the only option for the time being. Even in this scenario, sustainability demands that the USG
persist in seeking to re-engage with the government at each level.
In any of these scenarios, in countries where some significant proportion of overall health care
delivery capacity is represented by local civil society and communities, capacity-building and
technical assistance should also be considered for these providers, consistent with government
strategies and priorities.
Change in Partnership Framework timing and review of additional funding levels
We realize that many country teams are rushing to complete Partnership Frameworks by
September 1, in order to access FY09 funds before the close of the fiscal year. Ambassador
Goosby has concluded that many teams would benefit from additional time, and that this
deadline does not remain appropriate. Approval of additional FY09 Framework funds will
therefore take place as part of the approval of the Partnership Framework Implementation Plan
(PFIP) and FY10 COP, which teams have the options to submit in either October or January.
Any FY09 Framework additional funds that have been approved will then be notified as part of
the Congressional Notifications following each of those PFIP/COP approval cycles. Each
country program should submit the Framework itself for approval whenever it is ready, but there
is no longer a reason to rush for September 1.
Please take as long as you need to work with your partner government to ensure that your
Framework fully reflects the sustainability principles outlined above. These principles will be
central in the review and approval process, so focusing on them now will mean a smoother
approval process later.
Your FY10 budget level, as well as your FY09 maximum Partnership Framework additional
funding level, will be sent in the next few weeks. During this time, the maximum additional
FY09 and FY10 funding levels related to Frameworks that were previously communicated to
you will be reviewed. These levels were originally set about 2 years ago, and there have been
changes in both the world economy and countries’ epidemiology since that time.
Among the factors to be considered in reviewing these levels of additional funds will be country
population (total and people living with HIV), HIV prevalence, number of new infections per
year, unmet need for treatment and PMTCT, current PEPFAR funding level, amount and quality
of management of Global Fund grants, partner government capacity to contribute financially, and
other factors drawn from the PEPFAR experience to date in each country.
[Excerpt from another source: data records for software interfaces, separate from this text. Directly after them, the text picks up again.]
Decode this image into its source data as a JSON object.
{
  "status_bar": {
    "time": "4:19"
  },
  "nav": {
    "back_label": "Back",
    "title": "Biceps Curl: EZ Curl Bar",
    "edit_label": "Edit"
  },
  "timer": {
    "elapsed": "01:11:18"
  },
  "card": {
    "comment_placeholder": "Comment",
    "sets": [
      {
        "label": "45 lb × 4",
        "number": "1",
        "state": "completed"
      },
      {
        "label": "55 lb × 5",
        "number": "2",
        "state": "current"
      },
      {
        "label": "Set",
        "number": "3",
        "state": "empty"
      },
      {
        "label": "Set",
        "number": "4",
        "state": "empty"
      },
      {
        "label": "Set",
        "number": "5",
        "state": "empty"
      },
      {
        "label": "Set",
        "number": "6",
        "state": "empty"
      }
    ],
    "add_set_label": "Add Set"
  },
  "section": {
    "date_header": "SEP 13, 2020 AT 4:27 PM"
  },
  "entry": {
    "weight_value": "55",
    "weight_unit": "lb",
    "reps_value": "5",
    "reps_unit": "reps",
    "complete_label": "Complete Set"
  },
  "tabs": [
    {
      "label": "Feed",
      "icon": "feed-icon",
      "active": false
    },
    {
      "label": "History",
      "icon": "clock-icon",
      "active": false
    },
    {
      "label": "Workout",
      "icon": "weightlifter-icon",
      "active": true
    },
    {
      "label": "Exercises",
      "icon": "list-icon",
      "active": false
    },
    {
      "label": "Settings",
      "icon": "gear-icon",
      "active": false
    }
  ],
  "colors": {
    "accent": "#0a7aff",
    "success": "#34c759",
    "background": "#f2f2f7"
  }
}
To be clear, this review will be of the additional FY09 and FY10 Framework funds, not of the
‘base’ pre-Framework funding levels. Programs have made commitments to people on services,
and so except for the very few programs with which the possibility of declining PEPFAR
resources over time has previously been discussed, there is not an intention to reduce the FY10
‘base’ to levels lower than the FY09 ‘base.’ As always, of course, even the pre-Framework
‘base’ is subject to appropriations.
It is worth reemphasizing that the additional Framework planning levels have always been
communicated to country teams as dependent on approval of a Framework and PFIP, and that
they are at a lower level. Technical assistance to governments, while not cheap, is anticipated to be less expensive than expanding direct service delivery through existing programs that rely on external
capacity to provide services. For this reason, some country teams will submit PFIPs that request
lower levels of funding in some or all years than the maximum available levels. In many cases,
the right approach may be to invest more in the early years and less in later years. PFIPs should
indicate how much of the maximum additional Framework funding level is requested for each
year, beginning with FY09.
The challenging budget environment also serves to highlight the importance of seeking
efficiencies in PEPFAR programs. The needs faced by most of our countries remain great, and it
is a shared responsibility to make sure every dollar is being stretched as far as possible. It also
highlights the importance of the effort currently under way to better understand PEPFAR
treatment costs in order to ensure that treatment services continue in a responsible, sustainable